Aqueous reversible addition-fragmentation chain transfer (RAFT) polymerization was employed to prepare a series of linear copolymers of N,N-dimethylacrylamide (DMA) and 2-hydroxyethylacrylamide (HEAm) with narrow Đ values over a molecular weight range spanning three orders of magnitude (103 to 106 Da). Trithiocarbonate-based RAFT chain transfer agents (CTAs) were grafted onto these scaffolds using carbodiimide chemistry catalyzed with DMAP. The resultant graft chain transfer agent (gCTA) was subsequently employed to synthesize polymeric brushes with a number of important vinyl monomer classes including acrylamido, methacrylamido, and methacrylate. Brush polymerization kinetics were evaluated for the aqueous RAFT polymerization of DMA from a 10 arm gCTA. Polymeric brushes containing hydroxyl functionality were further functionalized in order to prepare 2nd generation gCTAs which were subsequently employed to prepare polymers with a brushed-brush architecture with molecular weights in excess of 106 Da. The resultant single particle nanoparticles (SNPs) were employed as drug delivery vehicles for the anthracycline-based drug doxorubicin via copolymerization of DMA with a protected carbazate monomer (bocSMA). Cell-specific targeting functionality was also introduced via copolymerization with a biotin-functional monomer (bioHEMA). Drug release of the hydrazone linked doxorubicin was evaluated as function of pH and serum and chemotherapeutic activity was evaluated in SKOV3 ovarian cancer cells.

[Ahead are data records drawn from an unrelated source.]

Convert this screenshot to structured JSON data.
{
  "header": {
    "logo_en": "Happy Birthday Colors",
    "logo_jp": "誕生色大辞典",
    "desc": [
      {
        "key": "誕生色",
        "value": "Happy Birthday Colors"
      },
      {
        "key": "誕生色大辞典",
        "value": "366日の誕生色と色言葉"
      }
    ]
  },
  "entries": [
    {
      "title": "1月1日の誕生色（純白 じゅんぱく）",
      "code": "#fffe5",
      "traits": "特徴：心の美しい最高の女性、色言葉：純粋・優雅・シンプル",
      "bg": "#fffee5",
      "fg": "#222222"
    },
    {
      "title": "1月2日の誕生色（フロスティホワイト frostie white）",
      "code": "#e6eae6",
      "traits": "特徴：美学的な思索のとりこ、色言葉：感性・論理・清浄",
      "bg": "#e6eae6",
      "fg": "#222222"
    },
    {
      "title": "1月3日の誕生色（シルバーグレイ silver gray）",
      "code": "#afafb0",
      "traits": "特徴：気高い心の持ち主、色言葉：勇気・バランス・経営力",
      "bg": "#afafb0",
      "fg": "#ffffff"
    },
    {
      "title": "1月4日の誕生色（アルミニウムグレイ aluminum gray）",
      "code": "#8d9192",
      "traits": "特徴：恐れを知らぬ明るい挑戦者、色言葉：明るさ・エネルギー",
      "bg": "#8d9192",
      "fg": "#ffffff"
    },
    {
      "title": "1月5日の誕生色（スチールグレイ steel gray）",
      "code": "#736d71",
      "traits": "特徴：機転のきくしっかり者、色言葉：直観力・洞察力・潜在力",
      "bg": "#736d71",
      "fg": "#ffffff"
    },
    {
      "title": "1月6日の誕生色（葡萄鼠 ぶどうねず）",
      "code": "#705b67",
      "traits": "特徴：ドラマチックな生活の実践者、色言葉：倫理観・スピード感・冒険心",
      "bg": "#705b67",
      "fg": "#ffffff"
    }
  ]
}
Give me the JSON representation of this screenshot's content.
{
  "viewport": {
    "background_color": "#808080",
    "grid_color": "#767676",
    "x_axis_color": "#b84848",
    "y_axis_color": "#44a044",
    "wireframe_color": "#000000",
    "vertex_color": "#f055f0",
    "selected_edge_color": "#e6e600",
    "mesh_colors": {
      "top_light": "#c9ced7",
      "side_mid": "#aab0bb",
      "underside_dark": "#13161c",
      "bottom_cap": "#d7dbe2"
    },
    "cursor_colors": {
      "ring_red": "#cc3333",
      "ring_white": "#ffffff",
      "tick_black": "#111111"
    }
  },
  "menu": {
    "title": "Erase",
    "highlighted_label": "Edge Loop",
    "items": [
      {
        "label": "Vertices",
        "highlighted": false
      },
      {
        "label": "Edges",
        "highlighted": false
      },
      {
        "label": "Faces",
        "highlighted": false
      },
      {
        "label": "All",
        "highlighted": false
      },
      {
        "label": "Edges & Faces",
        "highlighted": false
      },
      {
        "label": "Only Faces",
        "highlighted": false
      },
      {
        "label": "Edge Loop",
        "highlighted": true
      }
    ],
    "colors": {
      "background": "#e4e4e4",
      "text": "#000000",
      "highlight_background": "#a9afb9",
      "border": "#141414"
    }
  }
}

Cyrille Boyer is a guest web-writer for Polymer Chemistry. He is currently an associate professor and an ARC-Future Fellow in the School of Chemical Engineering, University of New South Wales (Australia), deputy director of the Australian Centre for NanoMedicine and member of Centre for Advanced Macromolecular Design.